“The challenge is how to enhance and harmonize existing knowledge, skills, linkages, resources, strategies and structures.”
By ZOFIA LEAL
NAGA CITY — Members of the business sector, government, media, academe and civil society organizations from the different provinces in Luzon agreed to collaborate in enhancing disaster resilience of communities in the country.
Headed by the Asia Pacific Alliance for Disaster Management (A-PAD) Philippines, more than 50 participants attended the event on February 18-20 in Naga City.
In his welcome address, Carlos Padolina, deputy executive director of the Citizens’ Disaster Response Center (CDRC), highlighted the importance of the activity. CDRC and the Philippine Disaster Resilience Foundation are spearheading the formation of A-PAD Philippines aimed at promoting mutual collaboration and cooperation in disaster risk reduction and emergency response.
“A multi-stakeholder approach is what we need amidst various threats brought by natural and human-induced hazards. At present, both private and public sectors support communities to achieve disaster resilience. The challenge is how to enhance and harmonize existing knowledge, skills, linkages, resources, strategies and structures,” Padolina said.
Veronica Gabaldon, senior program manager of the Philippine Disaster Resilience Foundation, shared how business competitors work together as collaborators in terms of disaster management. Gabaldon cited Smart and Globe, both members of the PDRF, as an example.
Gabaldon also shared her thoughts on the inadequate attention given by businesses to prioritize disaster risk reduction and management. The challenge, according to Gabaldon, is how disaster management is seen as a business issue and it should be considered as a strategy to protect the growth potential of countries.
Coming from the academe, Dr. Janette Rodriguez of the Angeles University Foundation explained the integration of ecological education in the curriculum to generate researches that are responsive to current environmental concerns and issues. Aside from research, the university is also working on systematizing these initiatives as part of their community extension.

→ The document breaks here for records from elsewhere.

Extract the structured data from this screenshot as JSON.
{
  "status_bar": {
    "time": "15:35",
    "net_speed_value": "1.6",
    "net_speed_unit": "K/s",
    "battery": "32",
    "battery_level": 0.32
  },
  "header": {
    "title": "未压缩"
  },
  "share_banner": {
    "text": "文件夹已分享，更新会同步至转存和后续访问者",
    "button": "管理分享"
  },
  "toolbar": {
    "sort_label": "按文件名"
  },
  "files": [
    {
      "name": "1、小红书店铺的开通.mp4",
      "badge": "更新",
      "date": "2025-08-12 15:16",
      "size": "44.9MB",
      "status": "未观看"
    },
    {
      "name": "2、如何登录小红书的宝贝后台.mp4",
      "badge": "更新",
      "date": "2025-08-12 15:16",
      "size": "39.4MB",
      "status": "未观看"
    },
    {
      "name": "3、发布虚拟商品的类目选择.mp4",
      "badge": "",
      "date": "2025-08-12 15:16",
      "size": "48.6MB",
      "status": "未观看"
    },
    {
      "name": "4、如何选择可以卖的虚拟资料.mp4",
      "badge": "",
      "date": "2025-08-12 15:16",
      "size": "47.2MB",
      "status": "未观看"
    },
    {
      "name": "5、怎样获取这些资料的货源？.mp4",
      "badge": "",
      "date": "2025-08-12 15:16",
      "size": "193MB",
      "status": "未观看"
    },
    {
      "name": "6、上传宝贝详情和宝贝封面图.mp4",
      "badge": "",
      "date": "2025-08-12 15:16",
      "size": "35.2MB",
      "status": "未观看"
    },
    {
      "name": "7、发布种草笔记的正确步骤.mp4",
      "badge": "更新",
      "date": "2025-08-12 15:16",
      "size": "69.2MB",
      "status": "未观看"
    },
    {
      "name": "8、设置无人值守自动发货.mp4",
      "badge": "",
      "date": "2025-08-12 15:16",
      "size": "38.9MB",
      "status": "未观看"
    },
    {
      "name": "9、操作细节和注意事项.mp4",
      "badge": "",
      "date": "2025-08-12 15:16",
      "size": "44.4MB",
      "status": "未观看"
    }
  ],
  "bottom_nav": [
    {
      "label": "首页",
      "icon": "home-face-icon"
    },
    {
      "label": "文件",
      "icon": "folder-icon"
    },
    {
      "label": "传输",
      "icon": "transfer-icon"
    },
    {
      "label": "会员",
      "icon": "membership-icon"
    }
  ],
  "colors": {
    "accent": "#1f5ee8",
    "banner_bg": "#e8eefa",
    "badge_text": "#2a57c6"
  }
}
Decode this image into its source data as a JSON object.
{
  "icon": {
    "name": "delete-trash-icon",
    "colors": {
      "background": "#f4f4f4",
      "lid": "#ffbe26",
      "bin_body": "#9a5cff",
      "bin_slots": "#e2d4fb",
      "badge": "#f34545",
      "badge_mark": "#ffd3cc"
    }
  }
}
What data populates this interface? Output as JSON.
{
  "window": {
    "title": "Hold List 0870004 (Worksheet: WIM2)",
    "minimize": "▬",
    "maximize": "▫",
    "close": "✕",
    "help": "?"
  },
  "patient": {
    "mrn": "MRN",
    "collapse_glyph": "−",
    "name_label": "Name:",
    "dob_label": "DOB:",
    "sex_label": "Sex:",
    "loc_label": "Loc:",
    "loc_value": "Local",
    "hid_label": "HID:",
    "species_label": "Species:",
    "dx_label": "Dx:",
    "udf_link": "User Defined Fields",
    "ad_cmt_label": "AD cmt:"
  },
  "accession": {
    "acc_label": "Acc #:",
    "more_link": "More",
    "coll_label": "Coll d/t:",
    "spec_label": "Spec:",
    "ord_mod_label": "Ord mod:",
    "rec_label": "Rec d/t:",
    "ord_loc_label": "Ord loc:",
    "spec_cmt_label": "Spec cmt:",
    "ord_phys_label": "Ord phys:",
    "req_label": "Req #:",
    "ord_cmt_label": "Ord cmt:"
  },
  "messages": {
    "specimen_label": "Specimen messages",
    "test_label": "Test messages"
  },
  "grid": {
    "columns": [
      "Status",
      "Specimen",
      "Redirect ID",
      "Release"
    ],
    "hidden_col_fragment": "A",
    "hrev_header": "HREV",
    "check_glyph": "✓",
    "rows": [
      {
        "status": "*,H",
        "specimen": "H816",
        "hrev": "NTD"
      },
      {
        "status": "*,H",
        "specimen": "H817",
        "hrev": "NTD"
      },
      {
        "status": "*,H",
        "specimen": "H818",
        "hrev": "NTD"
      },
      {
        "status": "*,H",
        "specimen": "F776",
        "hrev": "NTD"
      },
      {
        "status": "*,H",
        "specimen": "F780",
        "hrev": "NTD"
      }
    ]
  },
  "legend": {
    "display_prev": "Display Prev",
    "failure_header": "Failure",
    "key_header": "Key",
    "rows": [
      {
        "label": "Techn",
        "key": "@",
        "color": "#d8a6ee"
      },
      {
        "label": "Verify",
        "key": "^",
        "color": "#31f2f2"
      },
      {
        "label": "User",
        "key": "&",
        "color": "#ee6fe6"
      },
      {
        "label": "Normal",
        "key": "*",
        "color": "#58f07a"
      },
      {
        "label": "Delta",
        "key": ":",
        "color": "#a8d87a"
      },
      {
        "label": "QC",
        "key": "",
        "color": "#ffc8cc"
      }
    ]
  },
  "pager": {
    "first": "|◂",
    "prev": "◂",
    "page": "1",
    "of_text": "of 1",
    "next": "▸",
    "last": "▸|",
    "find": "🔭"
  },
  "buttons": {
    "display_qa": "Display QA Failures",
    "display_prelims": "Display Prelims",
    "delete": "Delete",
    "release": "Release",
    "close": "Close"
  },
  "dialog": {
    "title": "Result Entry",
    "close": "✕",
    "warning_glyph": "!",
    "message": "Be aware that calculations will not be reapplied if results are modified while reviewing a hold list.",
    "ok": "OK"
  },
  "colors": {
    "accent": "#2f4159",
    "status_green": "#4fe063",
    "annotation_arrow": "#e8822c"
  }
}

According to Rodriguez, the AUF’s environmental concerns and policies on sustainable development is integrated in their vision, mission and goals.
The participants coming from the academe recognized the need to integrate disaster risk reduction and management (DRRM) in the curricula, particularly by having a DRRM subject in all courses. They agreed that the main thrust is to instill DRR in education through “conscientization, building resilience through instilling hope, spreading awareness and building capacities and valuing the world.”
For the part of the CSOs, Cesar Dionido, executive director of the Community Response for Enlightenment, Service and Transformation, explained the role of the sector in disaster management. Dionido shared that CSOs are those working directly with communities in strengthening their capacities and building their resilience.
“NGOs can also ensure greater accountability from the government and other sectors involved in disaster management,” Dionido added.
Representing the local government, Mayor Jeremy Jesus Bueno III of Santa, Ilocos Sur gave a visual presentation on the cost of human life. Quoting the US Environmental Protection Agency, the cost of a human person is at $6.9 million or P276 million. For Standford, the cost is at $129,000 per year of quality life. Bueno explained that given how valuable human lives are, to invest in disaster risk reduction is worth the cost.
Bueno added that a challenge with the government is how to handle situations where one agency contradicts another. For example, the Mines and Geosciences Bureau has issued hazard maps for a particular municipality, highlighting its risks to various natural hazards such as typhoons and landslides. However, given that an area is already identified as a high risk, mining permits are still issued and given to companies, without recognition that it increases the vulnerability of the people and the community.
From the business sector, Gilbert Albero of the Metro Naga Chamber of Commerce and Industry shared that collaboration between the different sectors is not easy.
“A-PAD is timely as it harnesses collaboration in a multi-sectoral group. It shows that the government, private sector, academe and CSOs can work together for disaster management,” Albero said.
By the end of the conference, a set of resolutions for each sector was agreed upon.
he participants from the CSOs resolved to continue community-based practices and to cooperate with the different sectors.
On March 3, the national launching of A-PAD Philippines will be held on Hotel Jen, Pasay City. The launching will coincide with the International Symposium that will be attended by other A-PAD countries such as Bangladesh, Indonesia, Japan, Korea and Sri Lanka.